Moussaka was actually something I discovered first in a Greek restaurant in Montreal, not in Greece. I still remember the first time I ate it and immediately associated as extreme comfort food. Of course I would choose an ethnic dish as comfort food and not something closer to home! Now when I go to a Greek restaurant, if moussaka is on the menu chances are that is what I will order. Warning: moussaka is not the most photogenic food but it is amazing.
One day I came across a recipe for Greek Moussaka. Remember the days when gas stations gave out free stuff like glasses and plastic containers? It was pretty lame stuff usually but at one point one company (can’t remember which one) was giving away a series of little cookbooks. My parents had that whole collection. One of the books was fancy recipes for dinner parties and in it was this recipe below. I first made it about 15 years ago and I keep going back to it because it is the best moussaka I ever ate, hands down. I don’t have a source as I wrote down the recipe in a personal book a decade ago and my mom no longer has the cookbook.
Contrary to popular belief, moussaka is not solely a Greek dish but a dish of the Balkans, Eastern Mediterranean, and the Middle East. Each country and/or region has a different spin on it, with a common base of sauteed eggplant, tomato and usually minced meat. But the one we are the most familiar with is the Greek one, which is characterized by lamb meat spiced with cinnamon and a top layer of Bechamel sauce with nutmeg.
The Greek moussaka is believed to be invented by Nikolaos Tselementes, a Greek chef considered one of the most influential chefs of the early 1900s who modernized Greek cuisine and published many influential Greek cookbooks.
Ξ Greek Moussaka Ξ
2 large eggplants
1/4 cup olive oil
2 lbs. ground lamb (or beef)
2 large onions, finely diced
2 cloves garlic, minced
1/2 cup red wine
1/4 cup tomato paste
1/2 tsp. ground cinnamon
1/2 tsp. salt
1/2 tsp. pepper
1/3 cup fresh parsley, chopped
1 cups plain breadcrumbs
1 cup grated Parmesan
Slice the eggplants in to 1/2 inch slices. Lay the slices of eggplant on paper towels, sprinkle lightly with salt, and set aside for 30 minutes to draw out the bitterness. In a skillet over med-high heat, heat 1 tsp. approx of olive oil per batch. Quickly fry the eggplant until browned. Set aside.
In a skillet heat the remaining olive oil, add onion and saute until semi-translucent. Add the ground lamb (or beef) and brown until the pink color disappears. Add garlic and cook 1 minute. Add wine, tomato paste, cinnamon, salt and pepper, bring to a boil and allow to simmer for approx 15 minutes. Add the parsley.
In a 9×13 inch baking pan, sprinkle evenly half the breadcrumbs, layer half the eggplant slices, spread half the meat sauce and sprinkle half the grated Parmesan. Repeat. Preheat the oven to 375 degrees.

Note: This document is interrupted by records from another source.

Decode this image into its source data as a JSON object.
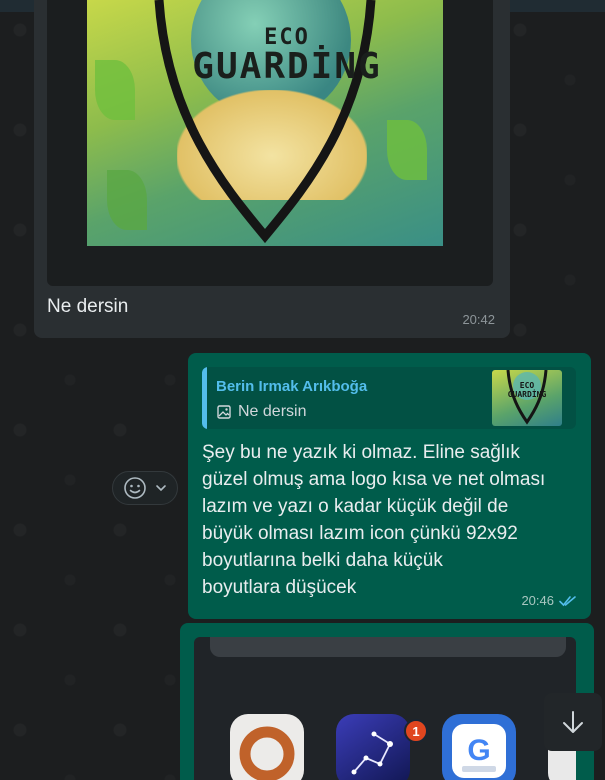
{
  "incoming": {
    "poster_text": "ECO",
    "poster_title": "GUARDİNG",
    "caption": "Ne dersin",
    "time": "20:42"
  },
  "reply": {
    "quote_author": "Berin Irmak Arıkboğa",
    "quote_text": "Ne dersin",
    "quote_icon": "image-icon",
    "thumb_text": "ECO GUARDİNG",
    "lines": [
      "Şey bu ne yazık ki olmaz. Eline sağlık",
      "güzel olmuş ama logo kısa ve net olması",
      "lazım ve yazı o kadar küçük değil de",
      "büyük olması lazım icon çünkü 92x92",
      "boyutlarına belki daha küçük",
      "boyutlara düşücek"
    ],
    "time": "20:46",
    "status_icon": "double-check-icon",
    "status_color": "#53bdeb"
  },
  "reaction": {
    "icon": "emoji-icon",
    "chevron": "chevron-down-icon"
  },
  "next_message": {
    "badge_count": "1"
  },
  "colors": {
    "outgoing_bubble": "#005c4b",
    "incoming_bubble": "#2a2f32",
    "quote_accent": "#53bdeb"
  },
  "scroll_button": {
    "icon": "arrow-down-icon"
  }
}
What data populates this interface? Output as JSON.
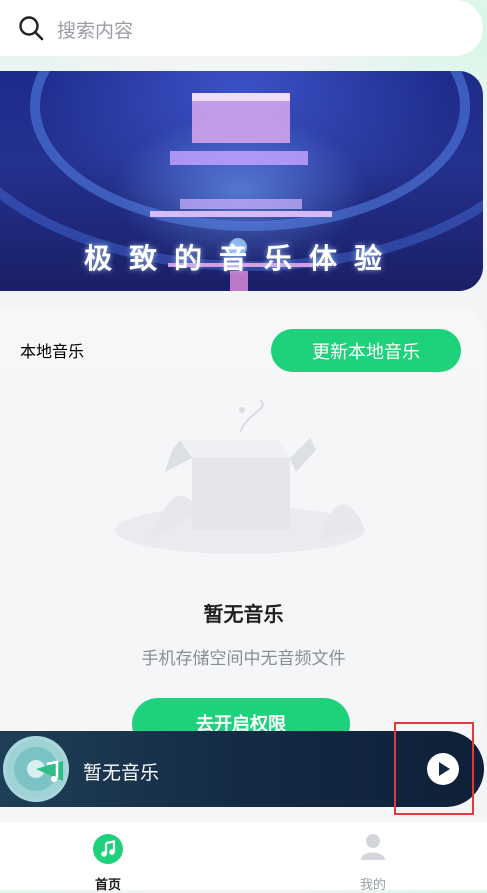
{
  "search": {
    "placeholder": "搜索内容"
  },
  "banner": {
    "title": "极致的音乐体验"
  },
  "local_music": {
    "heading": "本地音乐",
    "update_button": "更新本地音乐",
    "empty_title": "暂无音乐",
    "empty_subtitle": "手机存储空间中无音频文件",
    "permission_button": "去开启权限"
  },
  "player": {
    "song_title": "暂无音乐"
  },
  "nav": {
    "items": [
      {
        "label": "首页",
        "icon": "music-note-icon",
        "active": true
      },
      {
        "label": "我的",
        "icon": "user-icon",
        "active": false
      }
    ]
  },
  "colors": {
    "accent": "#1ed27c",
    "player_bg": "#142a44",
    "highlight": "#e03b3b"
  }
}
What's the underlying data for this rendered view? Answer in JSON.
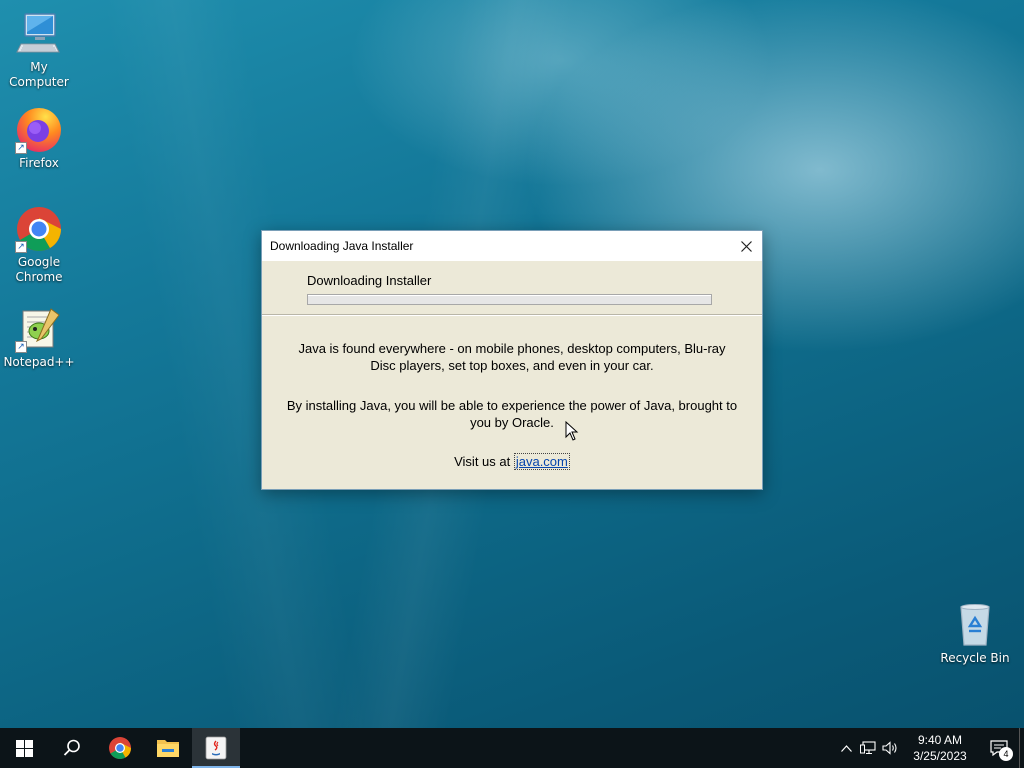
{
  "desktop": {
    "icons": [
      {
        "label": "My Computer",
        "icon": "computer-icon"
      },
      {
        "label": "Firefox",
        "icon": "firefox-icon"
      },
      {
        "label": "Google Chrome",
        "icon": "chrome-icon"
      },
      {
        "label": "Notepad++",
        "icon": "notepadpp-icon"
      },
      {
        "label": "Recycle Bin",
        "icon": "recycle-bin-icon"
      }
    ]
  },
  "dialog": {
    "title": "Downloading Java Installer",
    "status_label": "Downloading Installer",
    "progress": 0,
    "paragraph1": "Java is found everywhere - on mobile phones, desktop computers, Blu-ray Disc players, set top boxes, and even in your car.",
    "paragraph2": "By installing Java, you will be able to experience the power of Java, brought to you by Oracle.",
    "visit_prefix": "Visit us at ",
    "visit_link": "java.com"
  },
  "taskbar": {
    "pinned": [
      {
        "icon": "windows-start-icon"
      },
      {
        "icon": "search-icon"
      },
      {
        "icon": "chrome-icon"
      },
      {
        "icon": "file-explorer-icon"
      },
      {
        "icon": "java-icon",
        "active": true
      }
    ],
    "clock_time": "9:40 AM",
    "clock_date": "3/25/2023",
    "notification_count": "4"
  },
  "colors": {
    "taskbar": "#0c1418",
    "dialog_bg": "#ece9d8",
    "link": "#0645ad",
    "active_indicator": "#7eb4ea"
  }
}
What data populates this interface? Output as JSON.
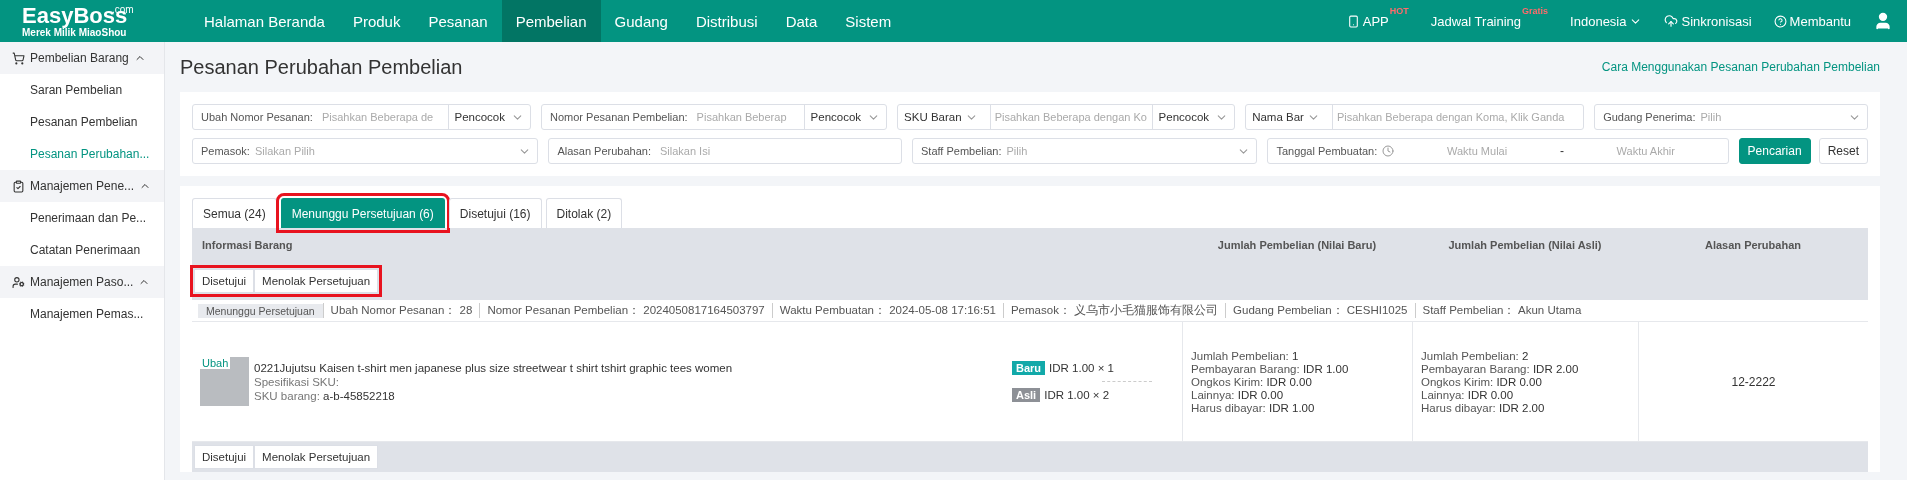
{
  "brand": {
    "name": "EasyBoss",
    "superscript": ".com",
    "tagline": "Merek Milik MiaoShou"
  },
  "nav": [
    {
      "label": "Halaman Beranda",
      "selected": false
    },
    {
      "label": "Produk",
      "selected": false
    },
    {
      "label": "Pesanan",
      "selected": false
    },
    {
      "label": "Pembelian",
      "selected": true
    },
    {
      "label": "Gudang",
      "selected": false
    },
    {
      "label": "Distribusi",
      "selected": false
    },
    {
      "label": "Data",
      "selected": false
    },
    {
      "label": "Sistem",
      "selected": false
    }
  ],
  "top_right": [
    {
      "kind": "app",
      "label": "APP",
      "badge": "HOT"
    },
    {
      "kind": "plain",
      "label": "Jadwal Training",
      "badge": "Gratis"
    },
    {
      "kind": "dropdown",
      "label": "Indonesia"
    },
    {
      "kind": "sync",
      "label": "Sinkronisasi"
    },
    {
      "kind": "help",
      "label": "Membantu"
    },
    {
      "kind": "user"
    }
  ],
  "sidebar": [
    {
      "label": "Pembelian Barang",
      "expanded": true,
      "items": [
        {
          "label": "Saran Pembelian",
          "selected": false
        },
        {
          "label": "Pesanan Pembelian",
          "selected": false
        },
        {
          "label": "Pesanan Perubahan...",
          "selected": true
        }
      ]
    },
    {
      "label": "Manajemen Pene...",
      "expanded": true,
      "items": [
        {
          "label": "Penerimaan dan Pe...",
          "selected": false
        },
        {
          "label": "Catatan Penerimaan",
          "selected": false
        }
      ]
    },
    {
      "label": "Manajemen Paso...",
      "expanded": true,
      "items": [
        {
          "label": "Manajemen Pemas...",
          "selected": false
        }
      ]
    }
  ],
  "page": {
    "title": "Pesanan Perubahan Pembelian",
    "help_link": "Cara Menggunakan Pesanan Perubahan Pembelian"
  },
  "filters": [
    [
      {
        "kind": "text-match",
        "label": "Ubah Nomor Pesanan:",
        "placeholder": "Pisahkan Beberapa de",
        "match": "Pencocok"
      },
      {
        "kind": "text-match",
        "label": "Nomor Pesanan Pembelian:",
        "placeholder": "Pisahkan Beberap",
        "match": "Pencocok"
      },
      {
        "kind": "dropdown-text-match",
        "label": "SKU Baran",
        "placeholder": "Pisahkan Beberapa dengan Ko",
        "match": "Pencocok"
      },
      {
        "kind": "dropdown-text",
        "label": "Nama Bar",
        "placeholder": "Pisahkan Beberapa dengan Koma, Klik Ganda"
      },
      {
        "kind": "select",
        "label": "Gudang Penerima:",
        "placeholder": "Pilih"
      }
    ],
    [
      {
        "kind": "select",
        "label": "Pemasok:",
        "placeholder": "Silakan Pilih"
      },
      {
        "kind": "text",
        "label": "Alasan Perubahan:",
        "placeholder": "Silakan Isi"
      },
      {
        "kind": "select",
        "label": "Staff Pembelian:",
        "placeholder": "Pilih"
      },
      {
        "kind": "date-range",
        "label": "Tanggal Pembuatan:",
        "start": "Waktu Mulai",
        "separator": "-",
        "end": "Waktu Akhir"
      }
    ]
  ],
  "filter_buttons": [
    {
      "label": "Pencarian",
      "kind": "primary"
    },
    {
      "label": "Reset",
      "kind": "default"
    }
  ],
  "tabs": [
    {
      "label": "Semua (24)",
      "selected": false,
      "highlighted": false
    },
    {
      "label": "Menunggu Persetujuan (6)",
      "selected": true,
      "highlighted": true
    },
    {
      "label": "Disetujui (16)",
      "selected": false,
      "highlighted": false
    },
    {
      "label": "Ditolak (2)",
      "selected": false,
      "highlighted": false
    }
  ],
  "table": {
    "columns": [
      "Informasi Barang",
      "Jumlah Pembelian (Nilai Baru)",
      "Jumlah Pembelian (Nilai Asli)",
      "Alasan Perubahan"
    ],
    "action_bar": {
      "highlighted": true,
      "buttons": [
        "Disetujui",
        "Menolak Persetujuan"
      ]
    },
    "orders": [
      {
        "status": "Menunggu Persetujuan",
        "fields": [
          {
            "label": "Ubah Nomor Pesanan：",
            "value": "28"
          },
          {
            "label": "Nomor Pesanan Pembelian：",
            "value": "2024050817164503797"
          },
          {
            "label": "Waktu Pembuatan：",
            "value": "2024-05-08 17:16:51"
          },
          {
            "label": "Pemasok：",
            "value": "义乌市小毛猫服饰有限公司"
          },
          {
            "label": "Gudang Pembelian：",
            "value": "CESHI1025"
          },
          {
            "label": "Staff Pembelian：",
            "value": "Akun Utama"
          }
        ],
        "product": {
          "badge": "Ubah",
          "title": "0221Jujutsu Kaisen t-shirt men japanese plus size streetwear t shirt tshirt graphic tees women",
          "spec_label": "Spesifikasi SKU:",
          "sku_label": "SKU barang:",
          "sku": "a-b-45852218"
        },
        "prices": [
          {
            "kind": "new",
            "tag": "Baru",
            "text": "IDR 1.00 × 1"
          },
          {
            "kind": "old",
            "tag": "Asli",
            "text": "IDR 1.00 × 2"
          }
        ],
        "new_values": [
          {
            "label": "Jumlah Pembelian:",
            "value": "1"
          },
          {
            "label": "Pembayaran Barang:",
            "value": "IDR 1.00"
          },
          {
            "label": "Ongkos Kirim:",
            "value": "IDR 0.00"
          },
          {
            "label": "Lainnya:",
            "value": "IDR 0.00"
          },
          {
            "label": "Harus dibayar:",
            "value": "IDR 1.00"
          }
        ],
        "old_values": [
          {
            "label": "Jumlah Pembelian:",
            "value": "2"
          },
          {
            "label": "Pembayaran Barang:",
            "value": "IDR 2.00"
          },
          {
            "label": "Ongkos Kirim:",
            "value": "IDR 0.00"
          },
          {
            "label": "Lainnya:",
            "value": "IDR 0.00"
          },
          {
            "label": "Harus dibayar:",
            "value": "IDR 2.00"
          }
        ],
        "reason": "12-2222"
      }
    ],
    "bottom_action_bar": {
      "buttons": [
        "Disetujui",
        "Menolak Persetujuan"
      ]
    }
  }
}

To make the Bechamel sauce, melt the butter in a pan over medium heat. Whisk in flour until smooth and allow the flour to cook for a minute. Gradually pour in the hot milk, whisking constantly until it thickens. Remove from heat and whisk in the eggs, then the cottage cheese and nutmeg. Return to heat and stir until sauce thickens.
Pour the Bechamel sauce on top of the layers, smooth the sauce evenly with a spatula and allow the sauce to fill the sides and corners of the pan. Bake for 1 hour or until the sauce has a golden color. Allow to cool for 15 – 20 minutes before serving.